Oh, I suppose I’ll make a spiritual connection before we’re through…so be patient.
Second, I apologize: I think in hindsight it would have been better for me to wait until summer to start the study, but I was just too excited! As a result, I got us off to a rocky start last month, and I apologize for that. When I was helping Mom clean out her garage a couple of weeks ago, we found a piece of paper she used to use to “help” her with her busy life: it had daily schedules, so to speak. Things like, “Monday: wash sheets; Tuesday: dust knickknacks; Wednesday: vacuum…” You get the idea. Bottom line: it appears I come by my need to really-sit-down-and-plan-my-days naturally! Thanks, Mom! :-) Now, if I could only find my to-do list!
Third, I thank: THANK YOU for your perseverance and patience with me and with this study as we’ve tried to get it off the ground. For what it’s worth, I am SO thankful for each of you and for the way that you are sticking with this. Also, the praying thing – I was so encouraged by it, and I hope you were, too. In fact, I agree with Trish - I think we should make the praying thing a regular part of our study! We can post prayer requests here, or if you want to keep them more private, just do it through the email.
Fourth, I remind: Just a quick recap of our “routine” (can you call it a routine if you’ve only done it once?):
1. Read the Blog Post. Where else will you find my scintillating wit?
2. Download and try to complete the study within the first two weeks.
3. Try to post your responses to the “Think About It” questions by the end of the second week. Use the “comments” section on the Blog to do this. You may also post other thoughts/comments/questions, etc.

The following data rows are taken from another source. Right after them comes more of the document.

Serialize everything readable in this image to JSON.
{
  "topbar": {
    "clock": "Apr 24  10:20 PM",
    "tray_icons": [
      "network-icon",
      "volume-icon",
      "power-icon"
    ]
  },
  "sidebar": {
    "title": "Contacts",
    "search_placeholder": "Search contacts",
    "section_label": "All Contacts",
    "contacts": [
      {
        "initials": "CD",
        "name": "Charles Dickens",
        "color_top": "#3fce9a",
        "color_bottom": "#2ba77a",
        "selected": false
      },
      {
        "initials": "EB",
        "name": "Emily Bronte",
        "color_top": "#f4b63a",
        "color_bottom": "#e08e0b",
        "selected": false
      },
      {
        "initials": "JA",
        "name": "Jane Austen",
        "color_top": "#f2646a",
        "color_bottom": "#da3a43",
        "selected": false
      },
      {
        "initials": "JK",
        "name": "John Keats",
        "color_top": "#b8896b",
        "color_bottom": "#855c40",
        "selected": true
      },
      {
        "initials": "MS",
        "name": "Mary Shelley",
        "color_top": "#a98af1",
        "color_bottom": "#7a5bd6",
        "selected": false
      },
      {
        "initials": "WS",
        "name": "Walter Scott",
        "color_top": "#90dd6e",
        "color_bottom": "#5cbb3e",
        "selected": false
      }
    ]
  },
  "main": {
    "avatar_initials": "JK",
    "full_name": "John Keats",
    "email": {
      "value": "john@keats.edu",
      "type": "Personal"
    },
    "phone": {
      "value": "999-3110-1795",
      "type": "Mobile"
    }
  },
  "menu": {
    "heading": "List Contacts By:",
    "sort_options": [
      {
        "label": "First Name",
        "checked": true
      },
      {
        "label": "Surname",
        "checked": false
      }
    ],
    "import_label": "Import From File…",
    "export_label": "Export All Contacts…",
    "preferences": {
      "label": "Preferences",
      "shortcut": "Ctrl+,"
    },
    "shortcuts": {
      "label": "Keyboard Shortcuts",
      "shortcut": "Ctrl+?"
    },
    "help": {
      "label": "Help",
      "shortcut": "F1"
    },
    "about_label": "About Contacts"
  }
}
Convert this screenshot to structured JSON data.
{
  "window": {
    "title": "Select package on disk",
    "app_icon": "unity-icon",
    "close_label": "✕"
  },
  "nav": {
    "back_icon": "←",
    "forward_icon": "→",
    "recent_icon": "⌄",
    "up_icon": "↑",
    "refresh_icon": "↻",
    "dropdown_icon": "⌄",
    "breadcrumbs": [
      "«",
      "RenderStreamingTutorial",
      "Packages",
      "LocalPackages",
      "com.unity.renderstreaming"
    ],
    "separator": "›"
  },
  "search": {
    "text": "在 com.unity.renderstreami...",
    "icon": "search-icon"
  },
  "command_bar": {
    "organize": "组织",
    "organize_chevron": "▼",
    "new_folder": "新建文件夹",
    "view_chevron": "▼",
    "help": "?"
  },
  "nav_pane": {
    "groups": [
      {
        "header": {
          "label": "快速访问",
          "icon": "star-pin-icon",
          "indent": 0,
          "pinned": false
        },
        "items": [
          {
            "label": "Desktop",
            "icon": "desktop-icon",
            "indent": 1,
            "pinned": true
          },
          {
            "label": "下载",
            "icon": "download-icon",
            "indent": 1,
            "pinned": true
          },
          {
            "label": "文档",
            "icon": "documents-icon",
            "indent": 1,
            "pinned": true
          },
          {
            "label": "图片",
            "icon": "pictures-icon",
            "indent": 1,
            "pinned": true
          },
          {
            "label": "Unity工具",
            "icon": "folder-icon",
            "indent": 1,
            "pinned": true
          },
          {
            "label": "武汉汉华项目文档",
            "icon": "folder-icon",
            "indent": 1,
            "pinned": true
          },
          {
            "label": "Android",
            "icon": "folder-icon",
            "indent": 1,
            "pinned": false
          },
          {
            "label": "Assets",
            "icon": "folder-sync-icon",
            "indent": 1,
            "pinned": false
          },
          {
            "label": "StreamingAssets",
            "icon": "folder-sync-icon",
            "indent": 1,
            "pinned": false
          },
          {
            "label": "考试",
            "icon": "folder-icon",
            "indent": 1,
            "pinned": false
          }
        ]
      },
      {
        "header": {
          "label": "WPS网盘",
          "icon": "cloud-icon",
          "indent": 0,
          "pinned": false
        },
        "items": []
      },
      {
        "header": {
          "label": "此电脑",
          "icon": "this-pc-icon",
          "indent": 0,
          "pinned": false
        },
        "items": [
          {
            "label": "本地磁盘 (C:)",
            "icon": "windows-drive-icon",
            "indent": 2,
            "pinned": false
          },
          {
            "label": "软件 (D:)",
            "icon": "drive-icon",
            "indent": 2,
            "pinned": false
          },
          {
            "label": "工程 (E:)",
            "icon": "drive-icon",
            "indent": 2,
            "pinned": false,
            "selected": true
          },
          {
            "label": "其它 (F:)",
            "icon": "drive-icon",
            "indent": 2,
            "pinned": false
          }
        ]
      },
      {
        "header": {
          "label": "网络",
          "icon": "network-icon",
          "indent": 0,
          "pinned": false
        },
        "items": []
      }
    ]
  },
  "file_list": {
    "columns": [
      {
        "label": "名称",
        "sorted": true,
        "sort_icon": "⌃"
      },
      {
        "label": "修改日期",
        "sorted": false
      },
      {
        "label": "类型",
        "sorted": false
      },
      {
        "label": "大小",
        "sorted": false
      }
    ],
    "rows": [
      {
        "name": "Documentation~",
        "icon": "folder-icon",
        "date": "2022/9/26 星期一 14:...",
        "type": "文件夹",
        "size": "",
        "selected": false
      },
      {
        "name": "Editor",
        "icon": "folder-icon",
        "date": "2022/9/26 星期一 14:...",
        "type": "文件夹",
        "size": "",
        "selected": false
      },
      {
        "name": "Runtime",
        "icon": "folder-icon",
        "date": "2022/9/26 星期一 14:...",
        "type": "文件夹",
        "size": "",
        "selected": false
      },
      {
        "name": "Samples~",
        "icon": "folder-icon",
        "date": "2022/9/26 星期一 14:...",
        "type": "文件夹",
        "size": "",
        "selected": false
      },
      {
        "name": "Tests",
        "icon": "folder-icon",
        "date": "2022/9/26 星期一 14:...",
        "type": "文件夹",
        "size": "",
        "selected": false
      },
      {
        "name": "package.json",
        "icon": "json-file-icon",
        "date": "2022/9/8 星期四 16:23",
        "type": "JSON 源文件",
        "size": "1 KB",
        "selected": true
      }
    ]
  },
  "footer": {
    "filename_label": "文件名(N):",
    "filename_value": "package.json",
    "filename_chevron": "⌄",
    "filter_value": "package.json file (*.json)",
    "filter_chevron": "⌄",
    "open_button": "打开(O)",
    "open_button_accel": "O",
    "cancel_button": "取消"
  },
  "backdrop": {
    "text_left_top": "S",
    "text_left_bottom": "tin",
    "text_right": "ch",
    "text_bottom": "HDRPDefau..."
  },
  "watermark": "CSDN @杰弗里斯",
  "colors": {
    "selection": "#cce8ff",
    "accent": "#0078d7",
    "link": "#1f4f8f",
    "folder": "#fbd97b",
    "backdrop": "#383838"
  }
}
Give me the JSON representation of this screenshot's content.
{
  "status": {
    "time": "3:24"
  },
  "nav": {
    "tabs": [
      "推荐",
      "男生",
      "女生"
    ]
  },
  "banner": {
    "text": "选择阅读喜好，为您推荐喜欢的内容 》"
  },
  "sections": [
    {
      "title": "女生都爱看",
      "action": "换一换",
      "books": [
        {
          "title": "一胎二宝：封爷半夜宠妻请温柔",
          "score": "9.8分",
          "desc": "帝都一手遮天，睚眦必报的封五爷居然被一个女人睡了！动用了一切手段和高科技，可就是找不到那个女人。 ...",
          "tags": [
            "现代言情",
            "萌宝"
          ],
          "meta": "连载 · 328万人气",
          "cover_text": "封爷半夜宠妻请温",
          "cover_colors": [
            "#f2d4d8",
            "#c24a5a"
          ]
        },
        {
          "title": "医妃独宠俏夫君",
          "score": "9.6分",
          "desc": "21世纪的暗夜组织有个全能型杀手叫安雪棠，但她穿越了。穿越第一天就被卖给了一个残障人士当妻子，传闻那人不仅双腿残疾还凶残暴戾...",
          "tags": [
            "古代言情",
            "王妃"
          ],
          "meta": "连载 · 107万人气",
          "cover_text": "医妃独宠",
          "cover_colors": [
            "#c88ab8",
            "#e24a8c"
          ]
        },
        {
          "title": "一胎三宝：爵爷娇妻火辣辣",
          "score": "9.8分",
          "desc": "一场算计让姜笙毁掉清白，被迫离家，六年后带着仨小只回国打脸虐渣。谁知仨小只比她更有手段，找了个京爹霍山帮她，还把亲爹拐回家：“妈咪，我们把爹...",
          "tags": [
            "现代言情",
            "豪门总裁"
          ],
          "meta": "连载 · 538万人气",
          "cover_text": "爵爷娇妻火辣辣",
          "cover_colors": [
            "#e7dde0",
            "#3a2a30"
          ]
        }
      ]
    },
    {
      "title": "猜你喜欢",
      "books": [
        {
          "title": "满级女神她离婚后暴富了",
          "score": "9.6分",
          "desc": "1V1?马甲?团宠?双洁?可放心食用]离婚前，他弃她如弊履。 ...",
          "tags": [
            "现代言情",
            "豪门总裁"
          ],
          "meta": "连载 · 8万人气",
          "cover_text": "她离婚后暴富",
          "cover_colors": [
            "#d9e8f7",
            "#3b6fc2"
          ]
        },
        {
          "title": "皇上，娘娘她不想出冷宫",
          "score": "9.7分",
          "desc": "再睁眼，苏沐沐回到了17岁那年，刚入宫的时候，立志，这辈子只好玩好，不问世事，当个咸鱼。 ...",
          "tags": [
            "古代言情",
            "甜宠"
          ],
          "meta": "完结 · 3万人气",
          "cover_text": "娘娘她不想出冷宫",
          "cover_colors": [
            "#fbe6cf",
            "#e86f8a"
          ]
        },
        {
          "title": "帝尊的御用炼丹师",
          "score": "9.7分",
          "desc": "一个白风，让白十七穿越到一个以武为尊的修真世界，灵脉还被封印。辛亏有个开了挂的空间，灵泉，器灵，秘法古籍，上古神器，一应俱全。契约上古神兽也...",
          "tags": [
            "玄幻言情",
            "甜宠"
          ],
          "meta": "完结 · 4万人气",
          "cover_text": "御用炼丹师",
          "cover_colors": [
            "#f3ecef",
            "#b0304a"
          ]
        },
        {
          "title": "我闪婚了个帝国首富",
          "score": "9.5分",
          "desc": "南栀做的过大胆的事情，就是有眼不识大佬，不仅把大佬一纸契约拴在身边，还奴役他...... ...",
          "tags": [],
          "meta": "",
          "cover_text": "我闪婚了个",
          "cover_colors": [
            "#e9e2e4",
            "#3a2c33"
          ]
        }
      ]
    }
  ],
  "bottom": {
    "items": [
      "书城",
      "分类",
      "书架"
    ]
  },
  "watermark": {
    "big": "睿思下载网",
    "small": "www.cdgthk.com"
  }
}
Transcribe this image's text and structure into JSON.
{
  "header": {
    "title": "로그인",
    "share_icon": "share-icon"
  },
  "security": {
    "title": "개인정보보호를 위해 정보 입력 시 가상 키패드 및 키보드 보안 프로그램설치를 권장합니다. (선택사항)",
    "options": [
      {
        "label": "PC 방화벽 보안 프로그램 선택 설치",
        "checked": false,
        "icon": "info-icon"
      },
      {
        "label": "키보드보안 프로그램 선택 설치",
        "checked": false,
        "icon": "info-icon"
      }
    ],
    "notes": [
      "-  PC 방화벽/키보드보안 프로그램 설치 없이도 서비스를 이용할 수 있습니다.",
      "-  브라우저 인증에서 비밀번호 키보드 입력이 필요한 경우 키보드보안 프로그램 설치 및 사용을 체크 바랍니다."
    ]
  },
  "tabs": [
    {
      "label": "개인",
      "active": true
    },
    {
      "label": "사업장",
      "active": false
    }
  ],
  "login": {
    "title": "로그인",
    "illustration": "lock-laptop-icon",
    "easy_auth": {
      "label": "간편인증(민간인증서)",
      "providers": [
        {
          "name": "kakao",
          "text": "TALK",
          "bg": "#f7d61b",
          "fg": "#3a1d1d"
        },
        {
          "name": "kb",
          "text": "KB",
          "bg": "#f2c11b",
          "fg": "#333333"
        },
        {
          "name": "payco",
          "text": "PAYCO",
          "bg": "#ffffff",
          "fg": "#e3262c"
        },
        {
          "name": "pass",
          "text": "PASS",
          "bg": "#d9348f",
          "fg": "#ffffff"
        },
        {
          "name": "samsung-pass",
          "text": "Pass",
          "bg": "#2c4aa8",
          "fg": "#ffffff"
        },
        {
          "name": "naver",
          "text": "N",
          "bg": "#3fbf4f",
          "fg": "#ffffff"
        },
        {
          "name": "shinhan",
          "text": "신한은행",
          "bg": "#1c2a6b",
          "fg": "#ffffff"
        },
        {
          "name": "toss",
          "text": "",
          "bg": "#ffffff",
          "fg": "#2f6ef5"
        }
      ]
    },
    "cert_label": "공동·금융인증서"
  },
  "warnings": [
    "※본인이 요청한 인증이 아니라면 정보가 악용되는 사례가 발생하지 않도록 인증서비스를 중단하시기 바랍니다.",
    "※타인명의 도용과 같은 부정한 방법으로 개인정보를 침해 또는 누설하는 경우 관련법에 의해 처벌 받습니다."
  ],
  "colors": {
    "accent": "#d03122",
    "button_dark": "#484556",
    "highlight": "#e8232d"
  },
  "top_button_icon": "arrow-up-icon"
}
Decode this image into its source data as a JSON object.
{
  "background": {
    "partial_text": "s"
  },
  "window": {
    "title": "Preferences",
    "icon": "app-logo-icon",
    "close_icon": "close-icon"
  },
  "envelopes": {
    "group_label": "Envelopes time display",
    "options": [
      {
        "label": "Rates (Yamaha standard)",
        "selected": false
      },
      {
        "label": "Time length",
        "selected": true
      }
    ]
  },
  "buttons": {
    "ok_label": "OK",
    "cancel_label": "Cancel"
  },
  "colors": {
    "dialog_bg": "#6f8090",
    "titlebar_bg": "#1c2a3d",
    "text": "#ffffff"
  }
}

4. Use the third week to check back and comment on responses left by others.
5. The original #5 was “rinse and repeat,” but I’m going to change it to “pray for each other.” You don’t mind, do you?
Finally, I get to the point: I was just about to tell you that this lesson was an “introduction,” when I remembered that I told you that last time! Uh-oh! Problem is, it’s true! It IS an introduction – to the first “official” section of our study of systematic theology: Bibliology. I know you’re probably thinking: “When does the ‘real’ study start, sister?” Hah! Fooled ya! You ARE studying – I’m just so good at writing these that you hardly notice it! :-) You think this “introduction” is tough? Wait ‘til we get to the seven theories of Inspiration! Yeah! How d’ya like me now?! Look on the bright side: Chafer’s entire Systematic Theology is 2,300 pages. Haha…Bob…sucker! The abridged version we’re using is smaller, but it still uses a lot of Chafer’s arcane language. So, if you ever get to feeling like there’s too much to read, just remember the number 2,300. That’ll be our buzzword for when we start to feel the pain! :-)
So, if you’re ready to get to work, click here to download Lesson 2. When you're ready for the Key, click here. And, of course, if you just want to get all this from the Breadcrumbs site (or if you need the .docx file), click here.
Oh. Were you hoping I’d come back to the boiling frog thing again? Well, your patience shall be rewarded! As I was doing this study, I found myself reminded of how often I take for granted what I know about the origins and structure of Bible – especially having been raised in a Christian home and attending Christian schools all my life. And I realized that, in a way, I’d become like that frog – just sitting there, oblivious to my surroundings, unable to see anything from another perspective...not for lack of desire, but for the sheer laziness of it. This part of the study sort of took my frog-self and threw it into a pot of already-boiling water…and bam! I shot straight up! I started looking around…looking at things from a new angle…and realizing that there is a lot more going on with this Book than I’ve ever noticed before. And I’ve made the decision to stop letting myself be cooked in the juices of my own complacency, and instead get in there and really find the new and refreshing truths the Bible has to offer.
And incidentally, according to the Internet, that whole frog-boiling thing doesn’t really work in real life, so no crazy homeschool science experiments, please! :-)
Talk to you soon!